What was then created was a Saturday Night Beach Party the night before Palm Sunday at the nearby rec center and its pool. And that night with 75 kids in attendance and about a dozen of our elders and youth leaders (and a few unchurched parents), 12 kids shared their personal testimonies and Jeremy and I baptized them. It was one of the most moving worship experiences in the history of our 177 year old congregation. (It was also the first time I ever had a baptism with a life guard on duty.)
Easter morning we showed the pictures as our call to worship with the simple announcement “This is what we are all about as a church.”
What is the attitude of your church?
“The business of the church is to make more and better disciples.” – Bob Logan Beyond Church Growth
The church is a supernatural organism with a missionary purpose. Jesus makes that very clear in his instructions to his disciples recorded in Matthew 28, “… go and make disciples of all nations.” We are commissioned by God and given the authority of God to make disciples of people everywhere at all times and in all circumstances. And how is a disciple made? By introducing people to the Risen Christ and inviting them to enter into a life-transforming relationship with Jesus and becoming a part of His servant community in the world.
Church growth advocates often see the ministry of the church in marketing terms. “We need to be gaining and retaining members.” Churches of a mission from God think in terms of evangelism and discipleship.
Disciples are members of the Church, the Body of Christ.
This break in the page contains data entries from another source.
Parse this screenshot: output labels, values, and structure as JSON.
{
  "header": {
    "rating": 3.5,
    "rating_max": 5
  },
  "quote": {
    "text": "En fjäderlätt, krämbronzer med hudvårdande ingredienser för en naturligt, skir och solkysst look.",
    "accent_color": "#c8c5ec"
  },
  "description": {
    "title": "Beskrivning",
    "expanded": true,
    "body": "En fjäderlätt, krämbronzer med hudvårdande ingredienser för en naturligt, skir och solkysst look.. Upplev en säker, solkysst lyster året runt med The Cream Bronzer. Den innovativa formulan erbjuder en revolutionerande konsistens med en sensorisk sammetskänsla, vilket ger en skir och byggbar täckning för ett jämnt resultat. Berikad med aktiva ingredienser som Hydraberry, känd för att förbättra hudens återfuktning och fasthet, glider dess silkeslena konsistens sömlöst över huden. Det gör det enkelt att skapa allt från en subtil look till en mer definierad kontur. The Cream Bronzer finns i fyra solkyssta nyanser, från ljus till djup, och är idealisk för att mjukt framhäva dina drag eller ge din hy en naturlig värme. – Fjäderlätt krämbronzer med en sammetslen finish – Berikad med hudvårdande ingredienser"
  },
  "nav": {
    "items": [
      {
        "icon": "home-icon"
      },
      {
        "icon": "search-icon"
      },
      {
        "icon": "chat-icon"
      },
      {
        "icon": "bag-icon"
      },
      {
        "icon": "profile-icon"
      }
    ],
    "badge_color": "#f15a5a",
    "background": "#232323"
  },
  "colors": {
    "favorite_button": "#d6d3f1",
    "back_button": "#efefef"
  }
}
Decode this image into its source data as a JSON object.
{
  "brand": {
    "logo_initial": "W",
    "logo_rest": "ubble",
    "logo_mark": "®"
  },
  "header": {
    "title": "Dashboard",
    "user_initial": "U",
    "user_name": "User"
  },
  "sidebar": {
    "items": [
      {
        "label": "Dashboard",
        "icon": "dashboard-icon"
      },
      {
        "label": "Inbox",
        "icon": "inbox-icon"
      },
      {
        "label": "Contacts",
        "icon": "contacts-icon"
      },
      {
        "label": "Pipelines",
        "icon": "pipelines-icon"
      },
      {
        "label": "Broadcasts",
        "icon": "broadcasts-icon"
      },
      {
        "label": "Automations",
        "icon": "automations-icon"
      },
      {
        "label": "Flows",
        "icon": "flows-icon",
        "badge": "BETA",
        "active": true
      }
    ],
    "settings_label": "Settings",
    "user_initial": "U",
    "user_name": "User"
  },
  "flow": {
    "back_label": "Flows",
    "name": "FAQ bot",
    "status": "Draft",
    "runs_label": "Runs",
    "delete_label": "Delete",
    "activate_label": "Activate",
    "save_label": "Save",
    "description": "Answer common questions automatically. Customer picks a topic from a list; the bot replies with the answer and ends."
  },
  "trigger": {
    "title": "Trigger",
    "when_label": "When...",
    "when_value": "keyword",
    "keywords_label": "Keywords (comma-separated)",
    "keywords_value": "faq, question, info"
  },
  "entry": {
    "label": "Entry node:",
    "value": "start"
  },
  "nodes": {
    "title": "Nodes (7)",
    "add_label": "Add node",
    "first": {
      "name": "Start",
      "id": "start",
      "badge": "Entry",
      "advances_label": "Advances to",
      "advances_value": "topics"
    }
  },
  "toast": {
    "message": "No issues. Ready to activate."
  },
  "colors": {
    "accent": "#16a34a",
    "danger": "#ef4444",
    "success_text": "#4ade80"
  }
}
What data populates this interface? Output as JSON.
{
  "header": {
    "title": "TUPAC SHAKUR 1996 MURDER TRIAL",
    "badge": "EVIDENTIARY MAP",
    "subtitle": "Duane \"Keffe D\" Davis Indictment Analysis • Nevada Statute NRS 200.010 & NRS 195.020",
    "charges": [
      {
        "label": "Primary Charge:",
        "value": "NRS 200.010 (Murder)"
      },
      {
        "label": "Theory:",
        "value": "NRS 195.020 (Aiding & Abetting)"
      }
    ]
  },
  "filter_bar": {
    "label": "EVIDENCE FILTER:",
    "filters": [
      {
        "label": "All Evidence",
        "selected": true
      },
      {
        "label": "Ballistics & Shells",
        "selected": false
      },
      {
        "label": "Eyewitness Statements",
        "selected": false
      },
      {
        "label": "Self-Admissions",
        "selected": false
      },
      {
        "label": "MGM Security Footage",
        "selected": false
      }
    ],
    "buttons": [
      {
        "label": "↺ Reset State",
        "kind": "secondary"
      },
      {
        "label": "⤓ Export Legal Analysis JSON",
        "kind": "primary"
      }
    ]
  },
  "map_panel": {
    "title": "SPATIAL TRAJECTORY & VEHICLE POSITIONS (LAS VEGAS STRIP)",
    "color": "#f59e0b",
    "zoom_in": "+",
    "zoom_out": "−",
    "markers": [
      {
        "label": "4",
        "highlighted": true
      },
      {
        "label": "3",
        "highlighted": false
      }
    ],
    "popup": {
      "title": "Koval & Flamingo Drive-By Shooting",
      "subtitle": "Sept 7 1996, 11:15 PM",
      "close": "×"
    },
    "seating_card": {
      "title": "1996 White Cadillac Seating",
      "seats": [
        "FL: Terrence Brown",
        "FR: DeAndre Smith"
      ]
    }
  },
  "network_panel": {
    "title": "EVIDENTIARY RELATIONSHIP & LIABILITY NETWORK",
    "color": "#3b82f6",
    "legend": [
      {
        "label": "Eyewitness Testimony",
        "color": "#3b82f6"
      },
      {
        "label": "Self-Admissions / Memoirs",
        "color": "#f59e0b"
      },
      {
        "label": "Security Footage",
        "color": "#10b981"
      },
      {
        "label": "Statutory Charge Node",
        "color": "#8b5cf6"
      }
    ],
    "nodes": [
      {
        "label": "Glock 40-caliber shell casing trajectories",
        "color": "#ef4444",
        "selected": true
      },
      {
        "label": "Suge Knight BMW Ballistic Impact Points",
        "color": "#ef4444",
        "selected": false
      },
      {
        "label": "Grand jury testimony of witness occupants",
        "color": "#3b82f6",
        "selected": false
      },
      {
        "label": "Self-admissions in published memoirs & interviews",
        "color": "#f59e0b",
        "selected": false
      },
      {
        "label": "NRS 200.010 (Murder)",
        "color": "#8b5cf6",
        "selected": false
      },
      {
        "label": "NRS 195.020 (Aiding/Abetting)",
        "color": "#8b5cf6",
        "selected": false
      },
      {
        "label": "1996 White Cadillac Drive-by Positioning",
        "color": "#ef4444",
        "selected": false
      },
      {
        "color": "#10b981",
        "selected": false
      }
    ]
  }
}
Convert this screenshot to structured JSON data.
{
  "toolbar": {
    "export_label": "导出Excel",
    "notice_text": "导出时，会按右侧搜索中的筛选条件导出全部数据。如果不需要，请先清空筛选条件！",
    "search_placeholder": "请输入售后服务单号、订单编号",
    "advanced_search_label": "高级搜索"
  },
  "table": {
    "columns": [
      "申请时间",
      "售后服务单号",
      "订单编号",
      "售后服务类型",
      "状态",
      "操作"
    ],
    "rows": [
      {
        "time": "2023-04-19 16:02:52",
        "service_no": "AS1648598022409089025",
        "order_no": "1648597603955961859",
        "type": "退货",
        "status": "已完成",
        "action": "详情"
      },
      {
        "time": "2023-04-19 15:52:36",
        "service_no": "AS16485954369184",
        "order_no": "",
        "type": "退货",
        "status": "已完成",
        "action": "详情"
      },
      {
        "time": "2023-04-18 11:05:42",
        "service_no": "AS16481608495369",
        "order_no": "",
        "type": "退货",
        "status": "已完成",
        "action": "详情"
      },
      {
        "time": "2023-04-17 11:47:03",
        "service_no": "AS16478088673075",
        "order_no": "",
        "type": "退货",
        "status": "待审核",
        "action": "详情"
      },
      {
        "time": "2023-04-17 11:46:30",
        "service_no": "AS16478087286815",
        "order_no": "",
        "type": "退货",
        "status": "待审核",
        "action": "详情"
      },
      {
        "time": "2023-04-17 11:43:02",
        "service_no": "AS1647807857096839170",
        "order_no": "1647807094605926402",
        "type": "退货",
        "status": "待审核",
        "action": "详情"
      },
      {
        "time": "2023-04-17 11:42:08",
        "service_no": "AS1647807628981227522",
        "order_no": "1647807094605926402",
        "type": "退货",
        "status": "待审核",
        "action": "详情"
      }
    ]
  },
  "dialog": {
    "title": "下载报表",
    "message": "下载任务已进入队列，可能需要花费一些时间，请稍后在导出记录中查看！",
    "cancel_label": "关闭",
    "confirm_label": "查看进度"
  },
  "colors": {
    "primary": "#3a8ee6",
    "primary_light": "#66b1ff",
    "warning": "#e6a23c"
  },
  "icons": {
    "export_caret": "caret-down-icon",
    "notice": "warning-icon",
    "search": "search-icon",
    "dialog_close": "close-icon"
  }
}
Members, however, are not necessarily disciples. Actually, you cannot be a member of the Church (including its local manifestation, a congregation) without being a disciples. Only a Christian can be a member of the Church of God.
The purpose of the church is to make more disciples. Church growth and church membership drives are often about getting more of the existing disciples into a local congregation. Whenever that is the primary reason for a church’s invitation and recruitment you sow the seeds of disobedience to the Great Commission. The purpose of the Church is to make more disciples, to add new people to the Kingdom of God and to His church. To add new disciples.
Gaining is about evangelism. You cannot be faithful to your calling as the Church if you do not concentrate on evangelism. Gaining is not about quality programs well packaged and properly advertised. Gaining is not about recruiting more people to do the work of the Church and to pay its bills. Gaining is about making new disciples for Jesus Christ. Programs, advertising, invitational campaigns are tools of evangelism – important tools. But unless they are drawing people into committed relationships with Jesus Christ we have not carried out the biblical mandate for gaining.